Of the 1,081 adult beneficiaries needing to meet this requirement, more than 62 percent did so in the county, Bush said. In the county’s two-parent cash assistance households, more than 74 percent of the 128 people required to work did so, Bush reported.
The work requirement has been in effect nationally since welfare reform was enacted during the Clinton administration. Those who don’t meet that requirement lose their cash assistance, Bush said.
Cash-assistance recipients may meet the requirement by engaging in paid or volunteer work or job-training activities, said Ben Johnson, a spokesman for the Ohio Department of Job and Family Services.
The federal government has imposed two thresholds for the state to meet. Fifty percent of all adult beneficiaries must meet the work requirement, and 90 percent of adults in two-parent households must meet that requirement.
Because Ohio met the 50-percent standard statewide last year, Johnson said he believes the federal government will waive most of the $135 million in penalties Ohio was facing. He said, however, the state may still face a much smaller penalty for failing to meet the 90 percent requirement.
“Mahoning County has improved its work-participation rate, as have counties across the state, and, thanks to that hard work, we expect to avoid the bulk of this financial penalty,” Johnson said.
To continue payments to beneficiaries, the state would have to make up for any losses in federal funds, Johnson said. Any federal-funding losses would result in cuts to state and county JFS program administration, Johnson added.
Bush said he feared Mahoning could lose up to $13 million. If the county lost the full $13 million, Bush said, “It would be devastating. Our workforce would be substantially reduced” by layoffs.

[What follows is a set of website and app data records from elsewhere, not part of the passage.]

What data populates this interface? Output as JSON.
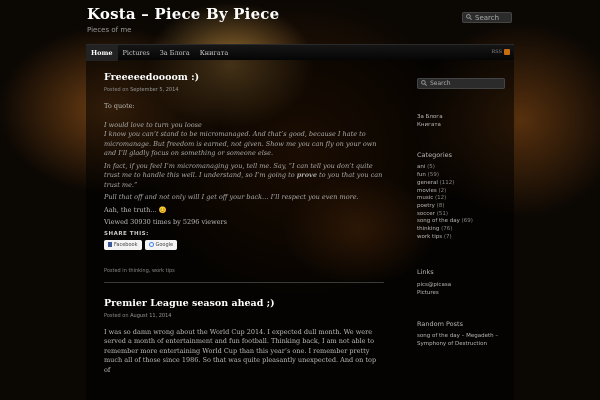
{
  "site": {
    "title": "Kosta – Piece By Piece",
    "description": "Pieces of me"
  },
  "top_search": {
    "placeholder": "Search"
  },
  "nav": {
    "items": [
      "Home",
      "Pictures",
      "За Блога",
      "Книгата"
    ],
    "rss_label": "RSS"
  },
  "post1": {
    "title": "Freeeeedoooom :)",
    "posted_on": "Posted on",
    "date": "September 5, 2014",
    "p1": "To quote:",
    "p2": "I would love to turn you loose",
    "p3": "I know you can’t stand to be micromanaged. And that’s good, because I hate to micromanage. But freedom is earned, not given. Show me you can fly on your own and I’ll gladly focus on something or someone else.",
    "p4a": "In fact, if you feel I’m micromanaging you, tell me. Say, “I can tell you don’t quite trust me to handle this well. I understand, so I’m going to ",
    "p4b": "prove",
    "p4c": " to you that you can trust me.”",
    "p5": "Pull that off and not only will I get off your back… I’ll respect you even more.",
    "p6": "Aah, the truth… 😊",
    "views": "Viewed 30930 times by 5296 viewers",
    "share_title": "SHARE THIS:",
    "share_facebook": "Facebook",
    "share_google": "Google",
    "posted_in": "Posted in thinking, work tips"
  },
  "post2": {
    "title": "Premier League season ahead ;)",
    "posted_on": "Posted on",
    "date": "August 11, 2014",
    "p1": "I was so damn wrong about the World Cup 2014. I expected dull month. We were served a month of entertainment and fun football. Thinking back, I am not able to remember more entertaining World Cup than this year’s one. I remember pretty much all of those since 1986. So that was quite pleasantly unexpected. And on top of"
  },
  "sidebar": {
    "search_placeholder": "Search",
    "pages": [
      "За Блога",
      "Книгата"
    ],
    "categories_title": "Categories",
    "categories": [
      {
        "name": "ani",
        "count": "(5)"
      },
      {
        "name": "fun",
        "count": "(59)"
      },
      {
        "name": "general",
        "count": "(112)"
      },
      {
        "name": "movies",
        "count": "(2)"
      },
      {
        "name": "music",
        "count": "(12)"
      },
      {
        "name": "poetry",
        "count": "(8)"
      },
      {
        "name": "soccer",
        "count": "(51)"
      },
      {
        "name": "song of the day",
        "count": "(69)"
      },
      {
        "name": "thinking",
        "count": "(76)"
      },
      {
        "name": "work tips",
        "count": "(7)"
      }
    ],
    "links_title": "Links",
    "links": [
      "pics@picasa",
      "Pictures"
    ],
    "random_title": "Random Posts",
    "random": [
      "song of the day – Megadeth – Symphony of Destruction"
    ]
  },
  "colors": {
    "accent": "#c76b12",
    "background": "#0b0703",
    "title": "#ffffff"
  }
}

He said, however, he could not specify the number of employees that would be furloughed at the county’s JFS department. The JFS budget is about $24 million annually, and it has 220 employees.
Factors that impede full compliance with the work requirement are a lack of transportation and child care for beneficiaries, Bush said. Compliance is easier in two-parent households because the adults can take turns working and caring for their children, he added.